In addition, a multiple wash program (for washing conditions, see Table 2) was carried out. A WFK control fabric (standard fabric of the Wäscheforschungsanstalt Krefeld) was used in these tests.

The results obtained satisfied all the relevant quality standards.

Patent Citations
Cited PatentFiling datePublication dateApplicantTitle
US4720345 *Mar 17, 1986Jan 19, 1988Aligena AgSemipermeable membranes of modified styrene-based polymers, process for their manufacture and their use
US5310486 *May 25, 1993May 10, 1994Harrison Western Environmental Services, Inc.Multi-stage water treatment system and method for operating the same
US5520816 *Aug 18, 1994May 28, 1996Kuepper; Theodore A.Zero waste effluent desalination system
US5587083 *Apr 17, 1995Dec 24, 1996Chemetics International Company Ltd.Nanofiltration of concentrated aqueous salt solutions
EP0467028A1May 4, 1991Jan 22, 1992Zanussi Elettrodomestici S.p.A.Process for treating water in a washing machine
EP0578006A1Jun 15, 1993Jan 12, 1994ELECTROLUX ZANUSSI ELETTRODOMESTICI S.p.A.Method for purifying water in a washing machine
WO1998021303A2Nov 4, 1997May 22, 1998Henkel-Ecolab Gmbh & Co. OhgIndustrial washing process using a dirt dissolving polymer
Referenced by
Citing PatentFiling datePublication dateApplicantTitle
EP1632598A2Jul 28, 2005Mar 8, 2006Brandt IndustriesMethod for reutilisation of wash or rinse water in a washing machine, washing machine and corresponding filtering system
U.S. Classification8/137, 210/195.2, 210/650, 8/141, 210/652, 210/660, 210/257.2
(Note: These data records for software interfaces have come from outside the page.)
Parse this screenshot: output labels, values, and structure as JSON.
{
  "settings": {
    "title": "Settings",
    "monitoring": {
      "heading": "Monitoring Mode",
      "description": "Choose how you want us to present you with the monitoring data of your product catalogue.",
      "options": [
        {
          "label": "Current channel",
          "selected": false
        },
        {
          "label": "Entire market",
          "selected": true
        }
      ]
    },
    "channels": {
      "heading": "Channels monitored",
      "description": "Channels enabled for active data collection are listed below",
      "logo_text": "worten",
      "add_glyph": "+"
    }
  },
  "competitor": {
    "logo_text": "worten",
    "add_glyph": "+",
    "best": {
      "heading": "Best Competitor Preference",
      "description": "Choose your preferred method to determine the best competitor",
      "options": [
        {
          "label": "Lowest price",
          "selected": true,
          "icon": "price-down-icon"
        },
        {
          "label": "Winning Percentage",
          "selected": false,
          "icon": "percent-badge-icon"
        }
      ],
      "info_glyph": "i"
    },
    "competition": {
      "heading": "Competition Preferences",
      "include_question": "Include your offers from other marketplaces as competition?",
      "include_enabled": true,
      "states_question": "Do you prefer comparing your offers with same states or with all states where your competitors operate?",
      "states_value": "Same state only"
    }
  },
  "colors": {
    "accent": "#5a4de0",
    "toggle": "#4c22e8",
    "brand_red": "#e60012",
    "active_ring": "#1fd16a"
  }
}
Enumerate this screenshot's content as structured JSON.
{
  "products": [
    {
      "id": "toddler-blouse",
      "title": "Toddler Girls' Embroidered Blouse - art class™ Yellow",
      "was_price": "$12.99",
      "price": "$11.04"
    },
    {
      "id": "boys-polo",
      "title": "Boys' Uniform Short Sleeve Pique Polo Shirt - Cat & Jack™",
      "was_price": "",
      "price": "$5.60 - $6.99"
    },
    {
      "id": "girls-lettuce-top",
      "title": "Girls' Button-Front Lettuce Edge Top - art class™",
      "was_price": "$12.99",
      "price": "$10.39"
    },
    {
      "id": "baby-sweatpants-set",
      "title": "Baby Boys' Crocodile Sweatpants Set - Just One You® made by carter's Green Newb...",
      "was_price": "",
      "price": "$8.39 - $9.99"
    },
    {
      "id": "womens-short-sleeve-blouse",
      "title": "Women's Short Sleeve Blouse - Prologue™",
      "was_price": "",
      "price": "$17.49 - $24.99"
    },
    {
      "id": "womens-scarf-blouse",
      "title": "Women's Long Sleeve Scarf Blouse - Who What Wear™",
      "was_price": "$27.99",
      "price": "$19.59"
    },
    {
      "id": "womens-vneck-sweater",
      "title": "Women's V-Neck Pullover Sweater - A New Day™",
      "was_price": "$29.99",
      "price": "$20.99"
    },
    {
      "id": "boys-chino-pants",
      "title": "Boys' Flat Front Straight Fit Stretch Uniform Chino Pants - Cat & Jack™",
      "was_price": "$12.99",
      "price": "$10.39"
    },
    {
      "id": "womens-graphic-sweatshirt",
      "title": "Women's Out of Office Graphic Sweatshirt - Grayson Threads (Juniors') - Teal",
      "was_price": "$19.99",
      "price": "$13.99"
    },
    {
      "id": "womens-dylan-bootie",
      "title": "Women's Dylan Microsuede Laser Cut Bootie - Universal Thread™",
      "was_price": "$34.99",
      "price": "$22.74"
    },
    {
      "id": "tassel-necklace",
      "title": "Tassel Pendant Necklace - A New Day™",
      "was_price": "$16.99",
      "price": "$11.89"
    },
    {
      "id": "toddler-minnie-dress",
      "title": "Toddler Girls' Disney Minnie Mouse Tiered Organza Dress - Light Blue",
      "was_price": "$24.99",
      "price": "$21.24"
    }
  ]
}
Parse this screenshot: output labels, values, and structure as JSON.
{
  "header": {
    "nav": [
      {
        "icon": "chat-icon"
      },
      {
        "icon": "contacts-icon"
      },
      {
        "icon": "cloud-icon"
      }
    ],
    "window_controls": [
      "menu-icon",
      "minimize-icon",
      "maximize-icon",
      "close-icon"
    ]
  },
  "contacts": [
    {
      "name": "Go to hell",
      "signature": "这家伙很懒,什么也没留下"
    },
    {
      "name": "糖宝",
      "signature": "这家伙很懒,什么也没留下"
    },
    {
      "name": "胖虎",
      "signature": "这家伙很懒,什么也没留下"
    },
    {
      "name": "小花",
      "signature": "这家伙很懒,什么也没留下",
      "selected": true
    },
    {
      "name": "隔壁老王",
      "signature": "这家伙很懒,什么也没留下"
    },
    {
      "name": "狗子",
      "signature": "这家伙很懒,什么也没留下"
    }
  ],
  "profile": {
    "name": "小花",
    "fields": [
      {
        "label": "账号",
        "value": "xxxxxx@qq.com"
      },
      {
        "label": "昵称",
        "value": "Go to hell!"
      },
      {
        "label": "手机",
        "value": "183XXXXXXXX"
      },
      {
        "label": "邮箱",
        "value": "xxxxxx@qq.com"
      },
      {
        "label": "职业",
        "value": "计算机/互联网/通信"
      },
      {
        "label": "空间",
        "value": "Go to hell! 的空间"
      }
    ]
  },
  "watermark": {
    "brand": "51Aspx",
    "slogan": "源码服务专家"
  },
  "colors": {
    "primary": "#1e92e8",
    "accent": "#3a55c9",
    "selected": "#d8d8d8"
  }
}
International ClassificationD06F39/00
Cooperative ClassificationD06F39/006
European ClassificationD06F39/00R
Legal Events
Oct 14, 1999ASAssignment
Effective date: 19990810
Mar 30, 2005REMIMaintenance fee reminder mailed
Sep 12, 2005LAPSLapse for failure to pay maintenance fees
Nov 8, 2005FPExpired due to failure to pay maintenance fee
Effective date: 20050911